> [ACTION ITEM] Count the lines below that hold the word "screenshot" and say how many, with no other text.

> [RECORDS SHOWN]
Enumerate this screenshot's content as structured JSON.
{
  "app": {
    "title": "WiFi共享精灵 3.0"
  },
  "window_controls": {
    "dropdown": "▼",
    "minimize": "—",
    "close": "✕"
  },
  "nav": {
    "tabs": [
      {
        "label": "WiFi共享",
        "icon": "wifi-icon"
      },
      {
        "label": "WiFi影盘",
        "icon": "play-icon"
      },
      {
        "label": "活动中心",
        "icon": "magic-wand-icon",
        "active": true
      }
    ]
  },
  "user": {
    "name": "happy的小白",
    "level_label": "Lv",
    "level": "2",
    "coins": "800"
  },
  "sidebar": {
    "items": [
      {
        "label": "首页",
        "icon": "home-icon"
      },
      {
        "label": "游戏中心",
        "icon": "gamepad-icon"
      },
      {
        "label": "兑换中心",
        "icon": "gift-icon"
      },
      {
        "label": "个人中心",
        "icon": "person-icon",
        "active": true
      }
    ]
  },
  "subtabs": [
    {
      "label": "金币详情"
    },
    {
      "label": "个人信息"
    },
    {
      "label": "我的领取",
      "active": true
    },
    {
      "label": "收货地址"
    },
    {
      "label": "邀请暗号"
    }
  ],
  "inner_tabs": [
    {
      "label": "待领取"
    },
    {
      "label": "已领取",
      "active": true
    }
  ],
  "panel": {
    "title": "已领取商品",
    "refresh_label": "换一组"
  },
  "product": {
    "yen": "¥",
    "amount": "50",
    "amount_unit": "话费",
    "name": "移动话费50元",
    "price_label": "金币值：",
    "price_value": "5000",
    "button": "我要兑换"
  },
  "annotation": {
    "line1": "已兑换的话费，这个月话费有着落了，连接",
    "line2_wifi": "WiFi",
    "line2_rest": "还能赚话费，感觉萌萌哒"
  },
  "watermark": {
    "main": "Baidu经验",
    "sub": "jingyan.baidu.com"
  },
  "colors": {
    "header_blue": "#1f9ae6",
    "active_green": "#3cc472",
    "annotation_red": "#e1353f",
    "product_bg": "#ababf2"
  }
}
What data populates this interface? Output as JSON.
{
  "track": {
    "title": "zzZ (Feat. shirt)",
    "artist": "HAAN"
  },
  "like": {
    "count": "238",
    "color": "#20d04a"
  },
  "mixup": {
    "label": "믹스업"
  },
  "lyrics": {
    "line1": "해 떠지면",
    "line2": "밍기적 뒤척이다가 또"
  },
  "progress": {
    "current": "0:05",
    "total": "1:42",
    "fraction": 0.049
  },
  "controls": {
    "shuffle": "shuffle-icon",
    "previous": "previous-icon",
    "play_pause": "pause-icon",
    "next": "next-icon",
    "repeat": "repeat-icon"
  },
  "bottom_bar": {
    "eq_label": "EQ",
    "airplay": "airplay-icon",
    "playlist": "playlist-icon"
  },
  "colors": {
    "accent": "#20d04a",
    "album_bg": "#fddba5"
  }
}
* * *
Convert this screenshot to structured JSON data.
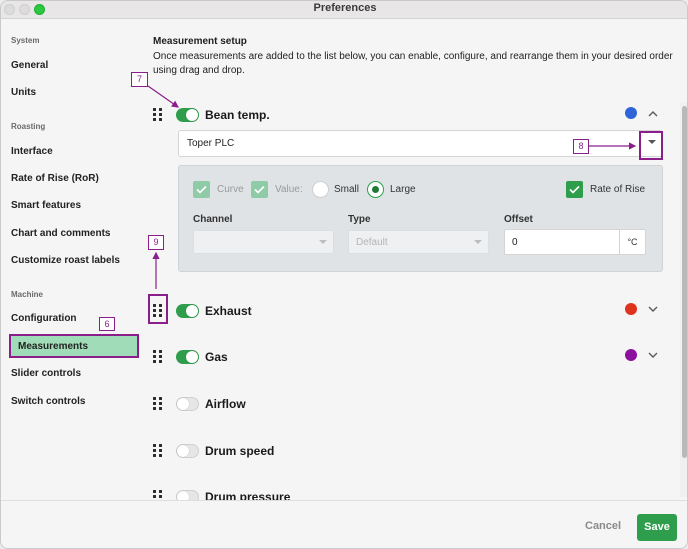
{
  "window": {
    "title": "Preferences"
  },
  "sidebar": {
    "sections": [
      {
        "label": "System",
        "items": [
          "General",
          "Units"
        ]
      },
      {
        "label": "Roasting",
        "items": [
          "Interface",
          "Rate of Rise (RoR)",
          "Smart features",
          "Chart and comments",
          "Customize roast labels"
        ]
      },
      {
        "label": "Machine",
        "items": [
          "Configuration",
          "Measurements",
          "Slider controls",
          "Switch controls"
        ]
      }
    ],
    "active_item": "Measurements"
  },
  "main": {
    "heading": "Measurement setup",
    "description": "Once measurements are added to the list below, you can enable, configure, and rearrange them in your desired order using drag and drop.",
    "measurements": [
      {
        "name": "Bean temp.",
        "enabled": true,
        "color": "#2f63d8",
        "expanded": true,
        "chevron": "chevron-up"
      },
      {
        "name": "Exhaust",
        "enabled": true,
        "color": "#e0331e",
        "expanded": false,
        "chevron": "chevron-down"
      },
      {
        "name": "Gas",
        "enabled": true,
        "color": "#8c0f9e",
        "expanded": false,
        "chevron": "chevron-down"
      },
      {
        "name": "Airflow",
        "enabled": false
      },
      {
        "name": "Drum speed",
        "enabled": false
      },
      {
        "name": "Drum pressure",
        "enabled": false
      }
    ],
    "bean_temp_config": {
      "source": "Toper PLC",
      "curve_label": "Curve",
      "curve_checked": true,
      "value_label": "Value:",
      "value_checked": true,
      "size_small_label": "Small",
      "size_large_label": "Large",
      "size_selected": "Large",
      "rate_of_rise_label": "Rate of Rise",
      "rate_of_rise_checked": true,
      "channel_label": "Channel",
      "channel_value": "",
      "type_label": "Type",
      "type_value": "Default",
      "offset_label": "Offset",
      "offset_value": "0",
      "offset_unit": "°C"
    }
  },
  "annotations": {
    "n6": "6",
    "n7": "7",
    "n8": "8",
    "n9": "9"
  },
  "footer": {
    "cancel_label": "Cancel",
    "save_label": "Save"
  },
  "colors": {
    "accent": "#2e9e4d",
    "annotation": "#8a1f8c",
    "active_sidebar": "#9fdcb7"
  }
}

> [WRITTEN ANSWER] 2